Give the listing back in full, exactly as written, with the pictures removed.

[SUPPLIED DATA]

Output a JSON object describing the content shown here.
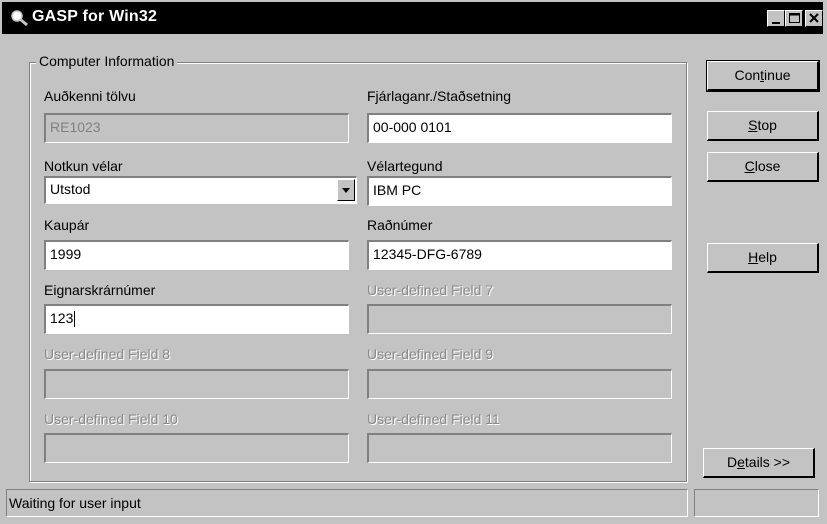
{
  "window": {
    "title": "GASP for Win32"
  },
  "group": {
    "legend": "Computer Information"
  },
  "fields": {
    "f1": {
      "label": "Auðkenni tölvu",
      "value": "RE1023"
    },
    "f2": {
      "label": "Fjárlaganr./Staðsetning",
      "value": "00-000 0101"
    },
    "f3": {
      "label": "Notkun vélar",
      "value": "Utstod"
    },
    "f4": {
      "label": "Vélartegund",
      "value": "IBM PC"
    },
    "f5": {
      "label": "Kaupár",
      "value": "1999"
    },
    "f6": {
      "label": "Raðnúmer",
      "value": "12345-DFG-6789"
    },
    "f7": {
      "label": "Eignarskrárnúmer",
      "value": "123"
    },
    "f8": {
      "label": "User-defined Field 7",
      "value": ""
    },
    "f9": {
      "label": "User-defined Field 8",
      "value": ""
    },
    "f10": {
      "label": "User-defined Field 9",
      "value": ""
    },
    "f11": {
      "label": "User-defined Field 10",
      "value": ""
    },
    "f12": {
      "label": "User-defined Field 11",
      "value": ""
    }
  },
  "buttons": {
    "continue": {
      "pre": "Con",
      "u": "t",
      "post": "inue"
    },
    "stop": {
      "pre": "",
      "u": "S",
      "post": "top"
    },
    "close": {
      "pre": "",
      "u": "C",
      "post": "lose"
    },
    "help": {
      "pre": "",
      "u": "H",
      "post": "elp"
    },
    "details": {
      "pre": "D",
      "u": "e",
      "post": "tails >>"
    }
  },
  "status": {
    "text": "Waiting for user input",
    "panel2": ""
  },
  "icons": {
    "title": "magnifier-icon",
    "minimize": "minimize-icon",
    "maximize": "maximize-icon",
    "close": "close-icon",
    "dropdown": "chevron-down-icon"
  }
}
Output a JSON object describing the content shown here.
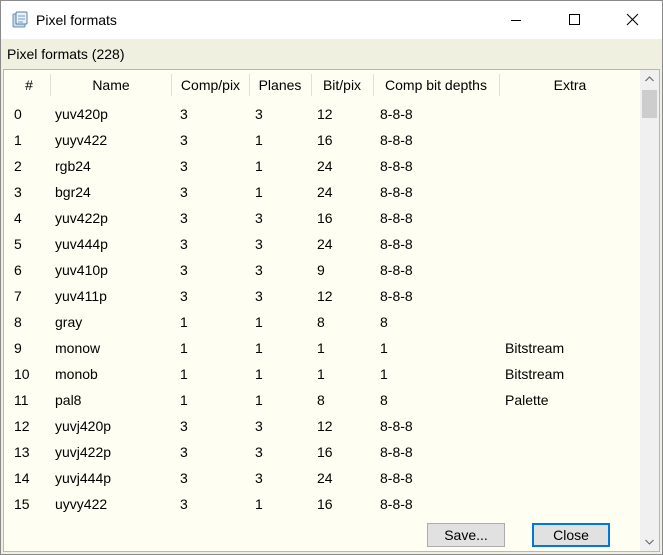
{
  "window": {
    "title": "Pixel formats"
  },
  "group_label": "Pixel formats (228)",
  "columns": [
    "#",
    "Name",
    "Comp/pix",
    "Planes",
    "Bit/pix",
    "Comp bit depths",
    "Extra"
  ],
  "rows": [
    [
      "0",
      "yuv420p",
      "3",
      "3",
      "12",
      "8-8-8",
      ""
    ],
    [
      "1",
      "yuyv422",
      "3",
      "1",
      "16",
      "8-8-8",
      ""
    ],
    [
      "2",
      "rgb24",
      "3",
      "1",
      "24",
      "8-8-8",
      ""
    ],
    [
      "3",
      "bgr24",
      "3",
      "1",
      "24",
      "8-8-8",
      ""
    ],
    [
      "4",
      "yuv422p",
      "3",
      "3",
      "16",
      "8-8-8",
      ""
    ],
    [
      "5",
      "yuv444p",
      "3",
      "3",
      "24",
      "8-8-8",
      ""
    ],
    [
      "6",
      "yuv410p",
      "3",
      "3",
      "9",
      "8-8-8",
      ""
    ],
    [
      "7",
      "yuv411p",
      "3",
      "3",
      "12",
      "8-8-8",
      ""
    ],
    [
      "8",
      "gray",
      "1",
      "1",
      "8",
      "8",
      ""
    ],
    [
      "9",
      "monow",
      "1",
      "1",
      "1",
      "1",
      "Bitstream"
    ],
    [
      "10",
      "monob",
      "1",
      "1",
      "1",
      "1",
      "Bitstream"
    ],
    [
      "11",
      "pal8",
      "1",
      "1",
      "8",
      "8",
      "Palette"
    ],
    [
      "12",
      "yuvj420p",
      "3",
      "3",
      "12",
      "8-8-8",
      ""
    ],
    [
      "13",
      "yuvj422p",
      "3",
      "3",
      "16",
      "8-8-8",
      ""
    ],
    [
      "14",
      "yuvj444p",
      "3",
      "3",
      "24",
      "8-8-8",
      ""
    ],
    [
      "15",
      "uyvy422",
      "3",
      "1",
      "16",
      "8-8-8",
      ""
    ]
  ],
  "buttons": {
    "save": "Save...",
    "close": "Close"
  },
  "colors": {
    "client_bg": "#f0f0e0",
    "list_bg": "#fefef2",
    "focus_border": "#0078d7"
  },
  "icons": [
    "app-icon",
    "minimize-icon",
    "maximize-icon",
    "close-icon",
    "scroll-up-arrow-icon",
    "scroll-down-arrow-icon"
  ]
}
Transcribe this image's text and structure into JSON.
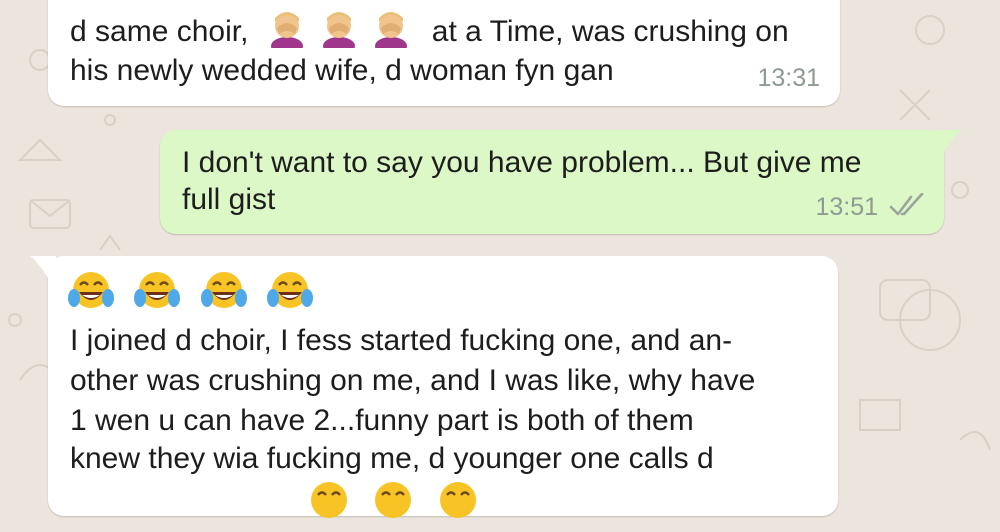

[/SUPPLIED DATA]

SOLUTION BELOW:
Output a JSON object describing the content shown here.
{
  "window": {
    "title": "GASP for Win32"
  },
  "group": {
    "legend": "Computer Information"
  },
  "fields": {
    "f1": {
      "label": "Auðkenni tölvu",
      "value": "RE1023"
    },
    "f2": {
      "label": "Fjárlaganr./Staðsetning",
      "value": "00-000 0101"
    },
    "f3": {
      "label": "Notkun vélar",
      "value": "Utstod"
    },
    "f4": {
      "label": "Vélartegund",
      "value": "IBM PC"
    },
    "f5": {
      "label": "Kaupár",
      "value": "1999"
    },
    "f6": {
      "label": "Raðnúmer",
      "value": "12345-DFG-6789"
    },
    "f7": {
      "label": "Eignarskrárnúmer",
      "value": "123"
    },
    "f8": {
      "label": "User-defined Field 7",
      "value": ""
    },
    "f9": {
      "label": "User-defined Field 8",
      "value": ""
    },
    "f10": {
      "label": "User-defined Field 9",
      "value": ""
    },
    "f11": {
      "label": "User-defined Field 10",
      "value": ""
    },
    "f12": {
      "label": "User-defined Field 11",
      "value": ""
    }
  },
  "buttons": {
    "continue": {
      "pre": "Con",
      "u": "t",
      "post": "inue"
    },
    "stop": {
      "pre": "",
      "u": "S",
      "post": "top"
    },
    "close": {
      "pre": "",
      "u": "C",
      "post": "lose"
    },
    "help": {
      "pre": "",
      "u": "H",
      "post": "elp"
    },
    "details": {
      "pre": "D",
      "u": "e",
      "post": "tails >>"
    }
  },
  "status": {
    "text": "Waiting for user input",
    "panel2": ""
  },
  "icons": {
    "title": "magnifier-icon",
    "minimize": "minimize-icon",
    "maximize": "maximize-icon",
    "close": "close-icon",
    "dropdown": "chevron-down-icon"
  }
}
Output a JSON object describing the content shown here.
{
  "window": {
    "title": "Pixel formats"
  },
  "group_label": "Pixel formats (228)",
  "columns": [
    "#",
    "Name",
    "Comp/pix",
    "Planes",
    "Bit/pix",
    "Comp bit depths",
    "Extra"
  ],
  "rows": [
    [
      "0",
      "yuv420p",
      "3",
      "3",
      "12",
      "8-8-8",
      ""
    ],
    [
      "1",
      "yuyv422",
      "3",
      "1",
      "16",
      "8-8-8",
      ""
    ],
    [
      "2",
      "rgb24",
      "3",
      "1",
      "24",
      "8-8-8",
      ""
    ],
    [
      "3",
      "bgr24",
      "3",
      "1",
      "24",
      "8-8-8",
      ""
    ],
    [
      "4",
      "yuv422p",
      "3",
      "3",
      "16",
      "8-8-8",
      ""
    ],
    [
      "5",
      "yuv444p",
      "3",
      "3",
      "24",
      "8-8-8",
      ""
    ],
    [
      "6",
      "yuv410p",
      "3",
      "3",
      "9",
      "8-8-8",
      ""
    ],
    [
      "7",
      "yuv411p",
      "3",
      "3",
      "12",
      "8-8-8",
      ""
    ],
    [
      "8",
      "gray",
      "1",
      "1",
      "8",
      "8",
      ""
    ],
    [
      "9",
      "monow",
      "1",
      "1",
      "1",
      "1",
      "Bitstream"
    ],
    [
      "10",
      "monob",
      "1",
      "1",
      "1",
      "1",
      "Bitstream"
    ],
    [
      "11",
      "pal8",
      "1",
      "1",
      "8",
      "8",
      "Palette"
    ],
    [
      "12",
      "yuvj420p",
      "3",
      "3",
      "12",
      "8-8-8",
      ""
    ],
    [
      "13",
      "yuvj422p",
      "3",
      "3",
      "16",
      "8-8-8",
      ""
    ],
    [
      "14",
      "yuvj444p",
      "3",
      "3",
      "24",
      "8-8-8",
      ""
    ],
    [
      "15",
      "uyvy422",
      "3",
      "1",
      "16",
      "8-8-8",
      ""
    ]
  ],
  "buttons": {
    "save": "Save...",
    "close": "Close"
  },
  "colors": {
    "client_bg": "#f0f0e0",
    "list_bg": "#fefef2",
    "focus_border": "#0078d7"
  },
  "icons": [
    "app-icon",
    "minimize-icon",
    "maximize-icon",
    "close-icon",
    "scroll-up-arrow-icon",
    "scroll-down-arrow-icon"
  ]
}
Transcribe this image's text and structure into JSON.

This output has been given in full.